Top of Supplied entries
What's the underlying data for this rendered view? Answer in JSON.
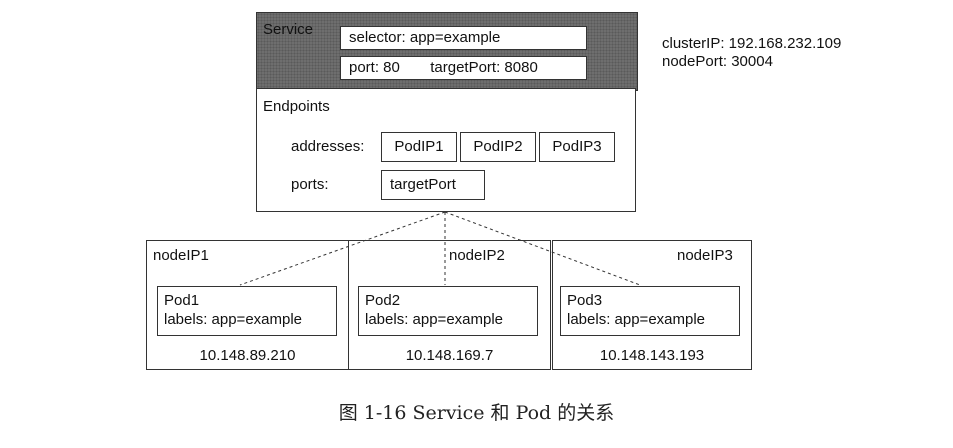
{
  "service": {
    "title": "Service",
    "selector": "selector:  app=example",
    "port": "port: 80",
    "target_port": "targetPort: 8080"
  },
  "cluster_info": {
    "cluster_ip": "clusterIP: 192.168.232.109",
    "node_port": "nodePort: 30004"
  },
  "endpoints": {
    "title": "Endpoints",
    "addresses_label": "addresses:",
    "addresses": [
      "PodIP1",
      "PodIP2",
      "PodIP3"
    ],
    "ports_label": "ports:",
    "ports_value": "targetPort"
  },
  "nodes": [
    {
      "label": "nodeIP1",
      "pod_name": "Pod1",
      "pod_labels": "labels: app=example",
      "ip": "10.148.89.210"
    },
    {
      "label": "nodeIP2",
      "pod_name": "Pod2",
      "pod_labels": "labels: app=example",
      "ip": "10.148.169.7"
    },
    {
      "label": "nodeIP3",
      "pod_name": "Pod3",
      "pod_labels": "labels: app=example",
      "ip": "10.148.143.193"
    }
  ],
  "caption": "图 1-16   Service 和 Pod 的关系"
}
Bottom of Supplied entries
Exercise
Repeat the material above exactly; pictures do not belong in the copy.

Answer to this task
What's the underlying data for this rendered view? Answer in JSON.
{
  "service": {
    "title": "Service",
    "selector": "selector:  app=example",
    "port": "port: 80",
    "target_port": "targetPort: 8080"
  },
  "cluster_info": {
    "cluster_ip": "clusterIP: 192.168.232.109",
    "node_port": "nodePort: 30004"
  },
  "endpoints": {
    "title": "Endpoints",
    "addresses_label": "addresses:",
    "addresses": [
      "PodIP1",
      "PodIP2",
      "PodIP3"
    ],
    "ports_label": "ports:",
    "ports_value": "targetPort"
  },
  "nodes": [
    {
      "label": "nodeIP1",
      "pod_name": "Pod1",
      "pod_labels": "labels: app=example",
      "ip": "10.148.89.210"
    },
    {
      "label": "nodeIP2",
      "pod_name": "Pod2",
      "pod_labels": "labels: app=example",
      "ip": "10.148.169.7"
    },
    {
      "label": "nodeIP3",
      "pod_name": "Pod3",
      "pod_labels": "labels: app=example",
      "ip": "10.148.143.193"
    }
  ],
  "caption": "图 1-16   Service 和 Pod 的关系"
}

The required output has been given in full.